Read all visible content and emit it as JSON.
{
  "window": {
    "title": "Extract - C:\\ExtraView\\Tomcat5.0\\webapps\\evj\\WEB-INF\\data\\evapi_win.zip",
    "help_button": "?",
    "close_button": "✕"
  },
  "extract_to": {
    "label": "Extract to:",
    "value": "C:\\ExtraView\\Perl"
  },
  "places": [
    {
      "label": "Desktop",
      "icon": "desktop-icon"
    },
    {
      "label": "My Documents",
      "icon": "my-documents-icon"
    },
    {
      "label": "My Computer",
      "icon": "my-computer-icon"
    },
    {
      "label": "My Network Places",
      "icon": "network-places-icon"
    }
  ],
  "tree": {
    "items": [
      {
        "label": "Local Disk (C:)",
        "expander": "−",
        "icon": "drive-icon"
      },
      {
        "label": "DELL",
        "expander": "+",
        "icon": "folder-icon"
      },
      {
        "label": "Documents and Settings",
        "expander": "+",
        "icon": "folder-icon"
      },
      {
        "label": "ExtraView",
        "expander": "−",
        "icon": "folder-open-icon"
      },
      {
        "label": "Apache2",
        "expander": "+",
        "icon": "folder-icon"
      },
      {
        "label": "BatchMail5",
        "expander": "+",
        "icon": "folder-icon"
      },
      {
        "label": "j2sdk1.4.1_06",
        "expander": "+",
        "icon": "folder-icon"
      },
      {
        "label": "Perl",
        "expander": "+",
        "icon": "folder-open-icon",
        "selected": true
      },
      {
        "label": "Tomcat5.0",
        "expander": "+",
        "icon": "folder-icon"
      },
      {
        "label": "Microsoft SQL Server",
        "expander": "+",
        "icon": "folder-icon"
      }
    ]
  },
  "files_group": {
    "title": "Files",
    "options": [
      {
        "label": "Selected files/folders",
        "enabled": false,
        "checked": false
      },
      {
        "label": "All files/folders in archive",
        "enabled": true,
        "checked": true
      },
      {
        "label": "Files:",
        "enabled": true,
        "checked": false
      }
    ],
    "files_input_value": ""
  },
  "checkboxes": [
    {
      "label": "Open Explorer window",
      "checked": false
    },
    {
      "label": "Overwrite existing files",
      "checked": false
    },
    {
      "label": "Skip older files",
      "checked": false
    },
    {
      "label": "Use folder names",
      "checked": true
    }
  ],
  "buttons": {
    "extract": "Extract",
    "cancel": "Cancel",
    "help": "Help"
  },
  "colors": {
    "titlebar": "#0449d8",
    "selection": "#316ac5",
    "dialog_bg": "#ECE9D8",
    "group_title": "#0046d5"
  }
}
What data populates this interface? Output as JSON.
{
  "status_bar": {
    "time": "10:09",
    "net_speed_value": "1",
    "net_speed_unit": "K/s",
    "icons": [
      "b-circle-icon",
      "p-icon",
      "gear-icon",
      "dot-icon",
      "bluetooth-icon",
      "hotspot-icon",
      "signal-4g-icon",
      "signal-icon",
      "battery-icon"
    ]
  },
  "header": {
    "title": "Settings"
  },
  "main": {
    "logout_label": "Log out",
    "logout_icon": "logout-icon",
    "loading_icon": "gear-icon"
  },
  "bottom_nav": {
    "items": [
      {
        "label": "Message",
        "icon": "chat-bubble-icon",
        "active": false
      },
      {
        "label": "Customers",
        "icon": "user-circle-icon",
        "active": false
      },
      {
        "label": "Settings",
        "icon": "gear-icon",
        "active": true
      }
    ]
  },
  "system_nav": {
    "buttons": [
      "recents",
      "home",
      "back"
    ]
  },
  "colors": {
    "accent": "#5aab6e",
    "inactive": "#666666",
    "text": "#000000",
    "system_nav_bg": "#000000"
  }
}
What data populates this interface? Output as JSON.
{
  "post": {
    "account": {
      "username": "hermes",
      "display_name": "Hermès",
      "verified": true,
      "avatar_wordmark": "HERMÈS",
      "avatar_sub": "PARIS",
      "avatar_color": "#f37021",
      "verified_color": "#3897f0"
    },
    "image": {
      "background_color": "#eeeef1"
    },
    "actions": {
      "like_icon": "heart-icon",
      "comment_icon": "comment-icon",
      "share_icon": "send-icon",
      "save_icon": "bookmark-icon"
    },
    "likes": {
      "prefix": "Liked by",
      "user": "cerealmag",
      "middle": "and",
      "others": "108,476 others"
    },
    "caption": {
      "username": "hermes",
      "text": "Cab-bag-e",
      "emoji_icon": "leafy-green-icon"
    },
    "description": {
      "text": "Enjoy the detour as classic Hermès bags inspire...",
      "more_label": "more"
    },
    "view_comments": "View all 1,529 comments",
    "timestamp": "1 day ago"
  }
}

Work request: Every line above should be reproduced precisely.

Answer area:
Read all visible content and emit it as JSON.
{
  "window": {
    "title": "Extract - C:\\ExtraView\\Tomcat5.0\\webapps\\evj\\WEB-INF\\data\\evapi_win.zip",
    "help_button": "?",
    "close_button": "✕"
  },
  "extract_to": {
    "label": "Extract to:",
    "value": "C:\\ExtraView\\Perl"
  },
  "places": [
    {
      "label": "Desktop",
      "icon": "desktop-icon"
    },
    {
      "label": "My Documents",
      "icon": "my-documents-icon"
    },
    {
      "label": "My Computer",
      "icon": "my-computer-icon"
    },
    {
      "label": "My Network Places",
      "icon": "network-places-icon"
    }
  ],
  "tree": {
    "items": [
      {
        "label": "Local Disk (C:)",
        "expander": "−",
        "icon": "drive-icon"
      },
      {
        "label": "DELL",
        "expander": "+",
        "icon": "folder-icon"
      },
      {
        "label": "Documents and Settings",
        "expander": "+",
        "icon": "folder-icon"
      },
      {
        "label": "ExtraView",
        "expander": "−",
        "icon": "folder-open-icon"
      },
      {
        "label": "Apache2",
        "expander": "+",
        "icon": "folder-icon"
      },
      {
        "label": "BatchMail5",
        "expander": "+",
        "icon": "folder-icon"
      },
      {
        "label": "j2sdk1.4.1_06",
        "expander": "+",
        "icon": "folder-icon"
      },
      {
        "label": "Perl",
        "expander": "+",
        "icon": "folder-open-icon",
        "selected": true
      },
      {
        "label": "Tomcat5.0",
        "expander": "+",
        "icon": "folder-icon"
      },
      {
        "label": "Microsoft SQL Server",
        "expander": "+",
        "icon": "folder-icon"
      }
    ]
  },
  "files_group": {
    "title": "Files",
    "options": [
      {
        "label": "Selected files/folders",
        "enabled": false,
        "checked": false
      },
      {
        "label": "All files/folders in archive",
        "enabled": true,
        "checked": true
      },
      {
        "label": "Files:",
        "enabled": true,
        "checked": false
      }
    ],
    "files_input_value": ""
  },
  "checkboxes": [
    {
      "label": "Open Explorer window",
      "checked": false
    },
    {
      "label": "Overwrite existing files",
      "checked": false
    },
    {
      "label": "Skip older files",
      "checked": false
    },
    {
      "label": "Use folder names",
      "checked": true
    }
  ],
  "buttons": {
    "extract": "Extract",
    "cancel": "Cancel",
    "help": "Help"
  },
  "colors": {
    "titlebar": "#0449d8",
    "selection": "#316ac5",
    "dialog_bg": "#ECE9D8",
    "group_title": "#0046d5"
  }
}
What data populates this interface? Output as JSON.
{
  "status_bar": {
    "time": "10:09",
    "net_speed_value": "1",
    "net_speed_unit": "K/s",
    "icons": [
      "b-circle-icon",
      "p-icon",
      "gear-icon",
      "dot-icon",
      "bluetooth-icon",
      "hotspot-icon",
      "signal-4g-icon",
      "signal-icon",
      "battery-icon"
    ]
  },
  "header": {
    "title": "Settings"
  },
  "main": {
    "logout_label": "Log out",
    "logout_icon": "logout-icon",
    "loading_icon": "gear-icon"
  },
  "bottom_nav": {
    "items": [
      {
        "label": "Message",
        "icon": "chat-bubble-icon",
        "active": false
      },
      {
        "label": "Customers",
        "icon": "user-circle-icon",
        "active": false
      },
      {
        "label": "Settings",
        "icon": "gear-icon",
        "active": true
      }
    ]
  },
  "system_nav": {
    "buttons": [
      "recents",
      "home",
      "back"
    ]
  },
  "colors": {
    "accent": "#5aab6e",
    "inactive": "#666666",
    "text": "#000000",
    "system_nav_bg": "#000000"
  }
}
What data populates this interface? Output as JSON.
{
  "post": {
    "account": {
      "username": "hermes",
      "display_name": "Hermès",
      "verified": true,
      "avatar_wordmark": "HERMÈS",
      "avatar_sub": "PARIS",
      "avatar_color": "#f37021",
      "verified_color": "#3897f0"
    },
    "image": {
      "background_color": "#eeeef1"
    },
    "actions": {
      "like_icon": "heart-icon",
      "comment_icon": "comment-icon",
      "share_icon": "send-icon",
      "save_icon": "bookmark-icon"
    },
    "likes": {
      "prefix": "Liked by",
      "user": "cerealmag",
      "middle": "and",
      "others": "108,476 others"
    },
    "caption": {
      "username": "hermes",
      "text": "Cab-bag-e",
      "emoji_icon": "leafy-green-icon"
    },
    "description": {
      "text": "Enjoy the detour as classic Hermès bags inspire...",
      "more_label": "more"
    },
    "view_comments": "View all 1,529 comments",
    "timestamp": "1 day ago"
  }
}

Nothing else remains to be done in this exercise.